WHAT YOU NEED TO DO: Within the records that follow, find every line containing the string "title". Copy those lines.
[[ INPUT, beginning ]]
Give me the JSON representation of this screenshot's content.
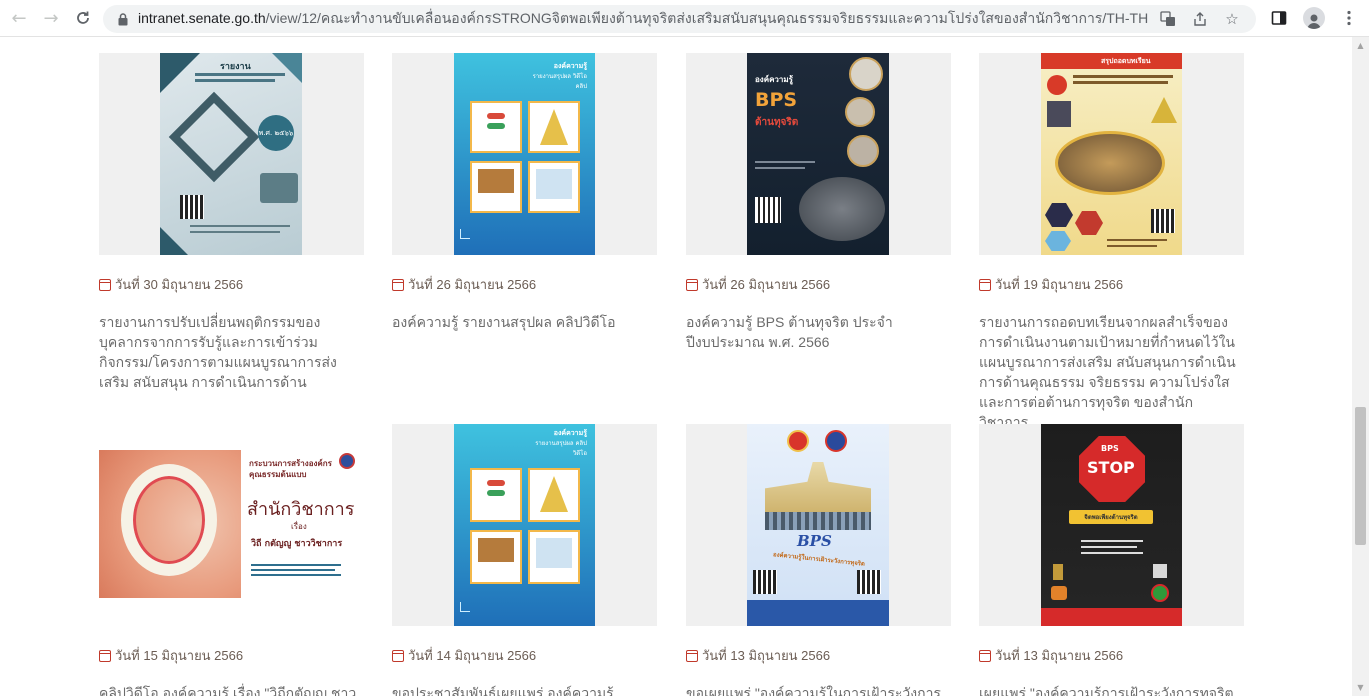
{
  "browser": {
    "url_prefix": "intranet.senate.go.th",
    "url_rest": "/view/12/คณะทำงานขับเคลื่อนองค์กรSTRONGจิตพอเพียงต้านทุจริตส่งเสริมสนับสนุนคุณธรรมจริยธรรมและความโปร่งใสของสำนักวิชาการ/TH-TH"
  },
  "cards": [
    {
      "date": "วันที่ 30 มิถุนายน 2566",
      "title": "รายงานการปรับเปลี่ยนพฤติกรรมของบุคลากรจากการรับรู้และการเข้าร่วมกิจกรรม/โครงการตามแผนบูรณาการส่งเสริม สนับสนุน การดำเนินการด้านคุณธรรม จริยธรรม ความโปร่งใสและการต่อต้านการทุจริตของสำนัก",
      "poster_heading": "รายงาน",
      "poster_year": "พ.ศ. ๒๕๖๖"
    },
    {
      "date": "วันที่ 26 มิถุนายน 2566",
      "title": "องค์ความรู้ รายงานสรุปผล คลิปวิดีโอ",
      "poster_heading": "องค์ความรู้",
      "poster_sub": "รายงานสรุปผล วิดีโอคลิป"
    },
    {
      "date": "วันที่ 26 มิถุนายน 2566",
      "title": "องค์ความรู้ BPS ต้านทุจริต ประจำปีงบประมาณ พ.ศ. 2566",
      "poster_heading": "องค์ความรู้",
      "poster_bps": "BPS",
      "poster_sub": "ต้านทุจริต"
    },
    {
      "date": "วันที่ 19 มิถุนายน 2566",
      "title": "รายงานการถอดบทเรียนจากผลสำเร็จของการดำเนินงานตามเป้าหมายที่กำหนดไว้ในแผนบูรณาการส่งเสริม สนับสนุนการดำเนินการด้านคุณธรรม จริยธรรม ความโปร่งใสและการต่อต้านการทุจริต ของสำนักวิชาการ",
      "poster_heading": "สรุปถอดบทเรียน"
    },
    {
      "date": "วันที่ 15 มิถุนายน 2566",
      "title": "คลิปวิดีโอ องค์ความรู้ เรื่อง \"วิถีกตัญญู ชาว",
      "poster_heading": "กระบวนการสร้างองค์กรคุณธรรมต้นแบบ",
      "poster_main": "สำนักวิชาการ",
      "poster_sub": "เรื่อง",
      "poster_topic": "วิถี กตัญญู ชาววิชาการ"
    },
    {
      "date": "วันที่ 14 มิถุนายน 2566",
      "title": "ขอประชาสัมพันธ์เผยแพร่ องค์ความรู้ รายงาน",
      "poster_heading": "องค์ความรู้",
      "poster_sub": "รายงานสรุปผล คลิปวิดีโอ"
    },
    {
      "date": "วันที่ 13 มิถุนายน 2566",
      "title": "ขอเผยแพร่ \"องค์ความรู้ในการเฝ้าระวังการ",
      "poster_bps": "BPS",
      "poster_sub": "องค์ความรู้ในการเฝ้าระวังการทุจริต"
    },
    {
      "date": "วันที่ 13 มิถุนายน 2566",
      "title": "เผยแพร่ \"องค์ความรู้การเฝ้าระวังการทุจริตของ",
      "poster_bps": "BPS",
      "poster_stop": "STOP",
      "poster_sub": "จิตพอเพียงต้านทุจริต"
    }
  ],
  "colors": {
    "accent": "#c0392b",
    "text": "#6b6b6b"
  }
}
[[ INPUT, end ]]
RESPONSE TO THE EXERCISE:
      "title": "รายงานการปรับเปลี่ยนพฤติกรรมของบุคลากรจากการรับรู้และการเข้าร่วมกิจกรรม/โครงการตามแผนบูรณาการส่งเสริม สนับสนุน การดำเนินการด้านคุณธรรม จริยธรรม ความโปร่งใสและการต่อต้านการทุจริตของสำนัก",
      "title": "องค์ความรู้ รายงานสรุปผล คลิปวิดีโอ",
      "title": "องค์ความรู้ BPS ต้านทุจริต ประจำปีงบประมาณ พ.ศ. 2566",
      "title": "รายงานการถอดบทเรียนจากผลสำเร็จของการดำเนินงานตามเป้าหมายที่กำหนดไว้ในแผนบูรณาการส่งเสริม สนับสนุนการดำเนินการด้านคุณธรรม จริยธรรม ความโปร่งใสและการต่อต้านการทุจริต ของสำนักวิชาการ",
      "title": "คลิปวิดีโอ องค์ความรู้ เรื่อง \"วิถีกตัญญู ชาว",
      "title": "ขอประชาสัมพันธ์เผยแพร่ องค์ความรู้ รายงาน",
      "title": "ขอเผยแพร่ \"องค์ความรู้ในการเฝ้าระวังการ",
      "title": "เผยแพร่ \"องค์ความรู้การเฝ้าระวังการทุจริตของ",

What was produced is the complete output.